** Data records follows **

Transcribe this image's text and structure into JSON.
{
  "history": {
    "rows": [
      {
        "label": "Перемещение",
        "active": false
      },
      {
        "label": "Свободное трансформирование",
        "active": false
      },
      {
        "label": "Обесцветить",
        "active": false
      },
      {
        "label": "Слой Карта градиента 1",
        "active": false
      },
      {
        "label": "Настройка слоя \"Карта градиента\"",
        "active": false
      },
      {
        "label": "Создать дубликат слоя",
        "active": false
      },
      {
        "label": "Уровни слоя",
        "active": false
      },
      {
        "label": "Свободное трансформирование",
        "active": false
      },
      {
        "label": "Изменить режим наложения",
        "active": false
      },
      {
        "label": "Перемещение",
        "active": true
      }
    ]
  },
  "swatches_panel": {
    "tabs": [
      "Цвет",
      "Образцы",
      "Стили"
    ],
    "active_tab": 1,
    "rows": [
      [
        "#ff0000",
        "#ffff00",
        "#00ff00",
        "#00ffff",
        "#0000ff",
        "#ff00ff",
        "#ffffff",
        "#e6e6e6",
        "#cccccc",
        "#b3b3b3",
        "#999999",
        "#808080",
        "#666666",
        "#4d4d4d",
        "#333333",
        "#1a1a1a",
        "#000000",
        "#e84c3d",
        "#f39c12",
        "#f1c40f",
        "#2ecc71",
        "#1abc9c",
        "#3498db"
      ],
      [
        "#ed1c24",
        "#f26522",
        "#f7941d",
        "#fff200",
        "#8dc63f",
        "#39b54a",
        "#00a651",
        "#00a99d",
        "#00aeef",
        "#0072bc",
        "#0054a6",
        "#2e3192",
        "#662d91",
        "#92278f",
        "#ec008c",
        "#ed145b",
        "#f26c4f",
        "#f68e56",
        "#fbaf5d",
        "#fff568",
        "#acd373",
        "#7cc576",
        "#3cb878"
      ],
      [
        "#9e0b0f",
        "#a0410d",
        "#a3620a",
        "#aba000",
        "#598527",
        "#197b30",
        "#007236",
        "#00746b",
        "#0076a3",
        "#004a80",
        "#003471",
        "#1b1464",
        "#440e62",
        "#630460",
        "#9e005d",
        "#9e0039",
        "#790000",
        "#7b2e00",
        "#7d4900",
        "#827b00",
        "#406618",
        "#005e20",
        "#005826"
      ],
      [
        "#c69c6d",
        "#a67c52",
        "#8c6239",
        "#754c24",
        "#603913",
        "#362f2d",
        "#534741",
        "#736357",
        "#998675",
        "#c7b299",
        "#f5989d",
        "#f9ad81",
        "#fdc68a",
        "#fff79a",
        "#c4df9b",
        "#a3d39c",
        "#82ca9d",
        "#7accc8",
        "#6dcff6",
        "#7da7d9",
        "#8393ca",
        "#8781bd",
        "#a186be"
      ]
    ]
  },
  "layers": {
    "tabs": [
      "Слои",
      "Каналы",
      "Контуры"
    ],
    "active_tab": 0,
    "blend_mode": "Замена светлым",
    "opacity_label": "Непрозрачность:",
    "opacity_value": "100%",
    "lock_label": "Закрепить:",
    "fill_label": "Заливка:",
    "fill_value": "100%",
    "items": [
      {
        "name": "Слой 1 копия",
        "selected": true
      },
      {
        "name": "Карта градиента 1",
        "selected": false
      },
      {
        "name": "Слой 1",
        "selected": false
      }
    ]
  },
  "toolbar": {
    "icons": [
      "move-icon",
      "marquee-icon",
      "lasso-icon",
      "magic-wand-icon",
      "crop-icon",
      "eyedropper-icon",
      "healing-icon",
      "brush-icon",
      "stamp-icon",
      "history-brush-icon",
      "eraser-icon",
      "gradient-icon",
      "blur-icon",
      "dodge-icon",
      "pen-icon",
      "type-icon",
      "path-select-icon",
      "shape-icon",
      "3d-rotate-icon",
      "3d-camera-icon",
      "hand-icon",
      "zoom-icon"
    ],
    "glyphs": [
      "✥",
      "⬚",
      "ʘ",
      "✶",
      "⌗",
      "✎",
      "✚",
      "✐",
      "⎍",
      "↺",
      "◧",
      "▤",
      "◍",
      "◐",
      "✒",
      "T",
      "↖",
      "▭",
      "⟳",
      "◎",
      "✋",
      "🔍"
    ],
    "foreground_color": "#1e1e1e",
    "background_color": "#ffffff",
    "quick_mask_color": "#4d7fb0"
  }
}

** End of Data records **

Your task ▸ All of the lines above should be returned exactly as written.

Exercise solution ▸
Transcribe this image's text and structure into JSON.
{
  "history": {
    "rows": [
      {
        "label": "Перемещение",
        "active": false
      },
      {
        "label": "Свободное трансформирование",
        "active": false
      },
      {
        "label": "Обесцветить",
        "active": false
      },
      {
        "label": "Слой Карта градиента 1",
        "active": false
      },
      {
        "label": "Настройка слоя \"Карта градиента\"",
        "active": false
      },
      {
        "label": "Создать дубликат слоя",
        "active": false
      },
      {
        "label": "Уровни слоя",
        "active": false
      },
      {
        "label": "Свободное трансформирование",
        "active": false
      },
      {
        "label": "Изменить режим наложения",
        "active": false
      },
      {
        "label": "Перемещение",
        "active": true
      }
    ]
  },
  "swatches_panel": {
    "tabs": [
      "Цвет",
      "Образцы",
      "Стили"
    ],
    "active_tab": 1,
    "rows": [
      [
        "#ff0000",
        "#ffff00",
        "#00ff00",
        "#00ffff",
        "#0000ff",
        "#ff00ff",
        "#ffffff",
        "#e6e6e6",
        "#cccccc",
        "#b3b3b3",
        "#999999",
        "#808080",
        "#666666",
        "#4d4d4d",
        "#333333",
        "#1a1a1a",
        "#000000",
        "#e84c3d",
        "#f39c12",
        "#f1c40f",
        "#2ecc71",
        "#1abc9c",
        "#3498db"
      ],
      [
        "#ed1c24",
        "#f26522",
        "#f7941d",
        "#fff200",
        "#8dc63f",
        "#39b54a",
        "#00a651",
        "#00a99d",
        "#00aeef",
        "#0072bc",
        "#0054a6",
        "#2e3192",
        "#662d91",
        "#92278f",
        "#ec008c",
        "#ed145b",
        "#f26c4f",
        "#f68e56",
        "#fbaf5d",
        "#fff568",
        "#acd373",
        "#7cc576",
        "#3cb878"
      ],
      [
        "#9e0b0f",
        "#a0410d",
        "#a3620a",
        "#aba000",
        "#598527",
        "#197b30",
        "#007236",
        "#00746b",
        "#0076a3",
        "#004a80",
        "#003471",
        "#1b1464",
        "#440e62",
        "#630460",
        "#9e005d",
        "#9e0039",
        "#790000",
        "#7b2e00",
        "#7d4900",
        "#827b00",
        "#406618",
        "#005e20",
        "#005826"
      ],
      [
        "#c69c6d",
        "#a67c52",
        "#8c6239",
        "#754c24",
        "#603913",
        "#362f2d",
        "#534741",
        "#736357",
        "#998675",
        "#c7b299",
        "#f5989d",
        "#f9ad81",
        "#fdc68a",
        "#fff79a",
        "#c4df9b",
        "#a3d39c",
        "#82ca9d",
        "#7accc8",
        "#6dcff6",
        "#7da7d9",
        "#8393ca",
        "#8781bd",
        "#a186be"
      ]
    ]
  },
  "layers": {
    "tabs": [
      "Слои",
      "Каналы",
      "Контуры"
    ],
    "active_tab": 0,
    "blend_mode": "Замена светлым",
    "opacity_label": "Непрозрачность:",
    "opacity_value": "100%",
    "lock_label": "Закрепить:",
    "fill_label": "Заливка:",
    "fill_value": "100%",
    "items": [
      {
        "name": "Слой 1 копия",
        "selected": true
      },
      {
        "name": "Карта градиента 1",
        "selected": false
      },
      {
        "name": "Слой 1",
        "selected": false
      }
    ]
  },
  "toolbar": {
    "icons": [
      "move-icon",
      "marquee-icon",
      "lasso-icon",
      "magic-wand-icon",
      "crop-icon",
      "eyedropper-icon",
      "healing-icon",
      "brush-icon",
      "stamp-icon",
      "history-brush-icon",
      "eraser-icon",
      "gradient-icon",
      "blur-icon",
      "dodge-icon",
      "pen-icon",
      "type-icon",
      "path-select-icon",
      "shape-icon",
      "3d-rotate-icon",
      "3d-camera-icon",
      "hand-icon",
      "zoom-icon"
    ],
    "glyphs": [
      "✥",
      "⬚",
      "ʘ",
      "✶",
      "⌗",
      "✎",
      "✚",
      "✐",
      "⎍",
      "↺",
      "◧",
      "▤",
      "◍",
      "◐",
      "✒",
      "T",
      "↖",
      "▭",
      "⟳",
      "◎",
      "✋",
      "🔍"
    ],
    "foreground_color": "#1e1e1e",
    "background_color": "#ffffff",
    "quick_mask_color": "#4d7fb0"
  }
}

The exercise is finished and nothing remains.